Saturday, 10 September 2011

Destruction of the Israelian Embassy in the Egyptian Capital


Demonstrators on the Tahrir Square, 9th September 2011

When I met my friend Ahmed (name changed) who was carrying a big hammer on his shoulder while making his way to the Tahrir Square, I first thought he might want to visually express his adherence to the communist ideology. As a matter of fact, I had never discussed party politics with him before and did not really know which part of the political landscape he was actually belonging too. I greeted him with a surprised and joyful “Ezzaiyyak” (how are you), as we had not met for a long time and immediately started to push his leg about his new membership in the workers’ movement. He smiled in the warm light of the setting sun and made me understand that I was very much mistaken. Happily he declared that he wanted to go and destroy the Israelian Embassy. I laughed, weighed the hammer in my hand and did not believe a word of what he said.
In this moment, when the heavy iron lay on my fingers, I was completely unaware of the fact that this instrument might be among the ones which were to force the initial stroke to the outbreak of a major war in human history. Ahmed disappeared among the crowd of demonstrators on the Tahrir Square. 

The (more ore less) weekly gatherings on the famous place of liberation have now turned into a special kind of folk festival where popcorn and jus-sellers make their living. Also salesmen of handy little sowing and shaving equipment gather for the feast and spread out their towels on the floor among the ones who are trading with nationalistic icons. Black and white pictures of Osama Bin Landen are sold next to Nasser’s multiple photographs. People gather in small groups among artists or party-leaders and charismatically scream their message at each other without forgetting to put it into rhyme-prose or to formulate it as a joke (nokta). 

However, later on last night the panorama changed completely and the ones who were following the news on the Al-Jazeera Channel were turned into witnesses of a major transgression of international law. An emotionally overloaded crowd driven by an exaggerated nationalist enthusiasm started to attack the Israeli Embassy in Giza. First the flag fell down from the 40th floor of the high building and suddenly it illuminated the sky in flames. The armed forces, which were “protecting” the building, seemed to have suddenly lost all their powers with which they had threatened the population on television the day before. The youth managed to sack the embassy without major obstacles. Papers were falling from the sky like snow while the flat looked like the open mouth of a fire-spitting, dark dragon. The crowd celebrated and held their stolen trophies to the cameras, completely unaware that they were not the glorious actors but the mere tool of a cruel game of power-policy. One only remains with the Christian task to ask the powerful to forgive these children, as they were innocent and did not know what they were doing…

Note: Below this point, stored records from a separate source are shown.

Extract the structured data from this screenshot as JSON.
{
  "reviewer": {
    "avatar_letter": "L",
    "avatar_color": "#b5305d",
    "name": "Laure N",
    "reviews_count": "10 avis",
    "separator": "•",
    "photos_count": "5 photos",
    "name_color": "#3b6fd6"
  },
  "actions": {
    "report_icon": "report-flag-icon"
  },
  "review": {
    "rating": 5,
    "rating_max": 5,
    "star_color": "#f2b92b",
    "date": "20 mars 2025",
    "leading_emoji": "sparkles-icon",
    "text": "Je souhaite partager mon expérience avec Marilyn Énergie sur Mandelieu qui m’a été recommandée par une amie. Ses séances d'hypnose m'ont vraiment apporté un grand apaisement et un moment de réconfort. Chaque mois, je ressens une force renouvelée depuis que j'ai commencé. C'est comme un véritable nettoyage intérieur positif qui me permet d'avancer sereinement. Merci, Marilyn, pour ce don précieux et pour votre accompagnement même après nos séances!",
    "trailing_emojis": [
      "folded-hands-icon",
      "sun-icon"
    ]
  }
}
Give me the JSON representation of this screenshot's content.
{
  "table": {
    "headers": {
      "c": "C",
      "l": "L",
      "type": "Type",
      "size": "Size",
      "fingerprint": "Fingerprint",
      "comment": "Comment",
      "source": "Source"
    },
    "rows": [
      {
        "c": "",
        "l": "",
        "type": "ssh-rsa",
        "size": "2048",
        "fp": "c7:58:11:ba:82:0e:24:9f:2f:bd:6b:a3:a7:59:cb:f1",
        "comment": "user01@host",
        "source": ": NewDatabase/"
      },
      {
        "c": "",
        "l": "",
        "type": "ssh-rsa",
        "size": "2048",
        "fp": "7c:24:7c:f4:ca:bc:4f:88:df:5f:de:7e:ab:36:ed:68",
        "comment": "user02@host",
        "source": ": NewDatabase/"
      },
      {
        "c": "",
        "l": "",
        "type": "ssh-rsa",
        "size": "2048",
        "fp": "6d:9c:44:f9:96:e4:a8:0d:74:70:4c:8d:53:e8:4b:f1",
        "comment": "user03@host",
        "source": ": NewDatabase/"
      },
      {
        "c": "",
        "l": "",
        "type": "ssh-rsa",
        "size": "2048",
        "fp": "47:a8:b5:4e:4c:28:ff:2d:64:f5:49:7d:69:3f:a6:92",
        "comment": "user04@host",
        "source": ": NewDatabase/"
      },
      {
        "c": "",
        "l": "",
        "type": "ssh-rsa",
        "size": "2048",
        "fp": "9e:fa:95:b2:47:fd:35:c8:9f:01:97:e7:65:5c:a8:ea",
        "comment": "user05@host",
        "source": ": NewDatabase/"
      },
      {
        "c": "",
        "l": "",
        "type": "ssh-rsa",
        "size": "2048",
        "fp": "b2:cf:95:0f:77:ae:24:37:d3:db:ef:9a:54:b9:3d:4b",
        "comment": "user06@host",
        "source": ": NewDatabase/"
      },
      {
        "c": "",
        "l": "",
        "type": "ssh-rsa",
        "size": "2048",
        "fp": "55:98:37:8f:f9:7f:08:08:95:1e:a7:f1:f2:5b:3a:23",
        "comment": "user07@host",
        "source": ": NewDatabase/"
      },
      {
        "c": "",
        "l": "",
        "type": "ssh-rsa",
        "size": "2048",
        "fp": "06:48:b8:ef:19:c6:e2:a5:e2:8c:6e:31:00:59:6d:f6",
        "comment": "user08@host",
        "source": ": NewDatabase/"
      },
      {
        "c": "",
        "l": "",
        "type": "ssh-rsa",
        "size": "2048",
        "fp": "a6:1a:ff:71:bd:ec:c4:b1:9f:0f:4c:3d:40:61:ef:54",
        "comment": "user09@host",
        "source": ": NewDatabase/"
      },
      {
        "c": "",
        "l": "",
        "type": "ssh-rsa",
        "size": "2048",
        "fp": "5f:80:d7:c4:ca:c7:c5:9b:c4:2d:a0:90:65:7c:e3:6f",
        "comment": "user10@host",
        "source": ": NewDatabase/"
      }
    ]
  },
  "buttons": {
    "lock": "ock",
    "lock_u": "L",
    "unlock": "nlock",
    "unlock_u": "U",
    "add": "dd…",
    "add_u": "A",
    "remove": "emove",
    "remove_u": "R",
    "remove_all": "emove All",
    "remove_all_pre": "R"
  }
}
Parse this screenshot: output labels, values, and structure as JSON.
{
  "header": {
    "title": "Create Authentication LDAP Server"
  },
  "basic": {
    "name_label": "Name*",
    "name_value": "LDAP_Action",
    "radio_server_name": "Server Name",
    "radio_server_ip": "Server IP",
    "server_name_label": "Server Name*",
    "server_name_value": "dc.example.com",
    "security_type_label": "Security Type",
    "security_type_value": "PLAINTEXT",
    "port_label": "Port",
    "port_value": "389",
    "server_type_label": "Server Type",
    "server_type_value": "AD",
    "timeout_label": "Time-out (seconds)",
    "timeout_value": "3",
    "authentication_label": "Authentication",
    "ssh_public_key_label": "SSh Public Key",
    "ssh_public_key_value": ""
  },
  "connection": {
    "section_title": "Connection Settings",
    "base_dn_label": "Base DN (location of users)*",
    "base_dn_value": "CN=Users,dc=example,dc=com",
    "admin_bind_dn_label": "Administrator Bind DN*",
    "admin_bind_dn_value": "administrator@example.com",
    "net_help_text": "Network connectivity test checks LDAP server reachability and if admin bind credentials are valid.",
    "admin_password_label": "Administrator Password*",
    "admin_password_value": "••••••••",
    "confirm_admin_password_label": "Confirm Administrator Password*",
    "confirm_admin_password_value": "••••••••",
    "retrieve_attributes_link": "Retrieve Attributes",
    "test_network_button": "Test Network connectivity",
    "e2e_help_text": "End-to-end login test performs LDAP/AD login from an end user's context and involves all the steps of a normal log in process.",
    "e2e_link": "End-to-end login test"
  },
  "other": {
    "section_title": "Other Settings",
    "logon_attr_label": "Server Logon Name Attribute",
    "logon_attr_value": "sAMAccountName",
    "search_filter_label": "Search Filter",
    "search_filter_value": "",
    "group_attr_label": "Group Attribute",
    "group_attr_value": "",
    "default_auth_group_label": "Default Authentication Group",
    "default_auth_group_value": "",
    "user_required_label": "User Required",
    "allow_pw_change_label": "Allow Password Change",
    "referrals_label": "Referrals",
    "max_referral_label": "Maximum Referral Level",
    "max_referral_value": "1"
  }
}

Friday, 25 March 2011

Pro Mubarak Demonstration



In front of the old main building of the American University in Cairo, a very uncommon demonstration took place this morning. About fifty people displaying big posters of a handsome, radiant Mubarak gathered for a pro Mubarak walk. Even though they were heavily insulted by the people on the streets, they held their heads up high and answered back that in a democracy all opinions had a perfect right to be publicly shown…